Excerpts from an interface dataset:
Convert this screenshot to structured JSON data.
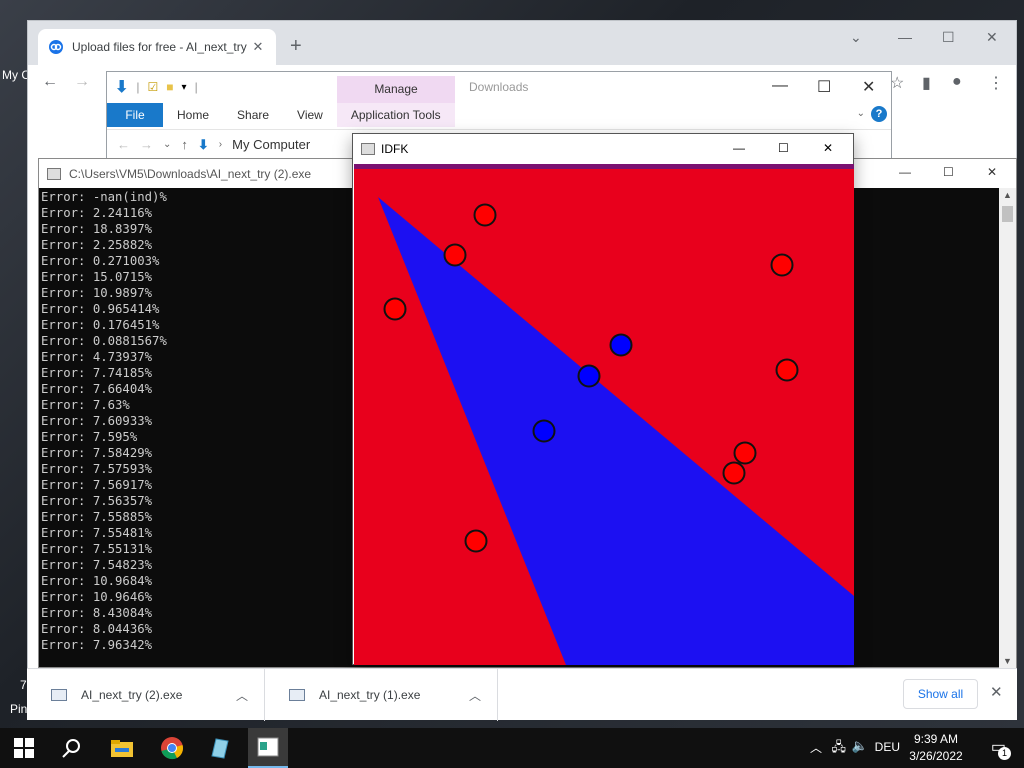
{
  "desktop": {
    "icon_label_1": "My C",
    "icon_label_2": "Pin",
    "icon_label_3": "7"
  },
  "chrome": {
    "tab_title": "Upload files for free - AI_next_try",
    "downloads": [
      {
        "name": "AI_next_try (2).exe"
      },
      {
        "name": "AI_next_try (1).exe"
      }
    ],
    "show_all": "Show all"
  },
  "explorer": {
    "manage": "Manage",
    "downloads_title": "Downloads",
    "ribbon": {
      "file": "File",
      "home": "Home",
      "share": "Share",
      "view": "View",
      "app_tools": "Application Tools"
    },
    "address": "My Computer"
  },
  "console": {
    "title": "C:\\Users\\VM5\\Downloads\\AI_next_try (2).exe",
    "lines": [
      "Error: -nan(ind)%",
      "Error: 2.24116%",
      "Error: 18.8397%",
      "Error: 2.25882%",
      "Error: 0.271003%",
      "Error: 15.0715%",
      "Error: 10.9897%",
      "Error: 0.965414%",
      "Error: 0.176451%",
      "Error: 0.0881567%",
      "Error: 4.73937%",
      "Error: 7.74185%",
      "Error: 7.66404%",
      "Error: 7.63%",
      "Error: 7.60933%",
      "Error: 7.595%",
      "Error: 7.58429%",
      "Error: 7.57593%",
      "Error: 7.56917%",
      "Error: 7.56357%",
      "Error: 7.55885%",
      "Error: 7.55481%",
      "Error: 7.55131%",
      "Error: 7.54823%",
      "Error: 10.9684%",
      "Error: 10.9646%",
      "Error: 8.43084%",
      "Error: 8.04436%",
      "Error: 7.96342%"
    ]
  },
  "idfk": {
    "title": "IDFK",
    "colors": {
      "red_region": "#e8001c",
      "blue_region": "#1c10f2",
      "red_point": "#ff0000",
      "blue_point": "#0000ff"
    }
  },
  "taskbar": {
    "lang": "DEU",
    "time": "9:39 AM",
    "date": "3/26/2022",
    "notifications": "1"
  }
}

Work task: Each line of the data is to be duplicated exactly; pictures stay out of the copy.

Solution:
Convert this screenshot to structured JSON data.
{
  "desktop": {
    "icon_label_1": "My C",
    "icon_label_2": "Pin",
    "icon_label_3": "7"
  },
  "chrome": {
    "tab_title": "Upload files for free - AI_next_try",
    "downloads": [
      {
        "name": "AI_next_try (2).exe"
      },
      {
        "name": "AI_next_try (1).exe"
      }
    ],
    "show_all": "Show all"
  },
  "explorer": {
    "manage": "Manage",
    "downloads_title": "Downloads",
    "ribbon": {
      "file": "File",
      "home": "Home",
      "share": "Share",
      "view": "View",
      "app_tools": "Application Tools"
    },
    "address": "My Computer"
  },
  "console": {
    "title": "C:\\Users\\VM5\\Downloads\\AI_next_try (2).exe",
    "lines": [
      "Error: -nan(ind)%",
      "Error: 2.24116%",
      "Error: 18.8397%",
      "Error: 2.25882%",
      "Error: 0.271003%",
      "Error: 15.0715%",
      "Error: 10.9897%",
      "Error: 0.965414%",
      "Error: 0.176451%",
      "Error: 0.0881567%",
      "Error: 4.73937%",
      "Error: 7.74185%",
      "Error: 7.66404%",
      "Error: 7.63%",
      "Error: 7.60933%",
      "Error: 7.595%",
      "Error: 7.58429%",
      "Error: 7.57593%",
      "Error: 7.56917%",
      "Error: 7.56357%",
      "Error: 7.55885%",
      "Error: 7.55481%",
      "Error: 7.55131%",
      "Error: 7.54823%",
      "Error: 10.9684%",
      "Error: 10.9646%",
      "Error: 8.43084%",
      "Error: 8.04436%",
      "Error: 7.96342%"
    ]
  },
  "idfk": {
    "title": "IDFK",
    "colors": {
      "red_region": "#e8001c",
      "blue_region": "#1c10f2",
      "red_point": "#ff0000",
      "blue_point": "#0000ff"
    }
  },
  "taskbar": {
    "lang": "DEU",
    "time": "9:39 AM",
    "date": "3/26/2022",
    "notifications": "1"
  }
}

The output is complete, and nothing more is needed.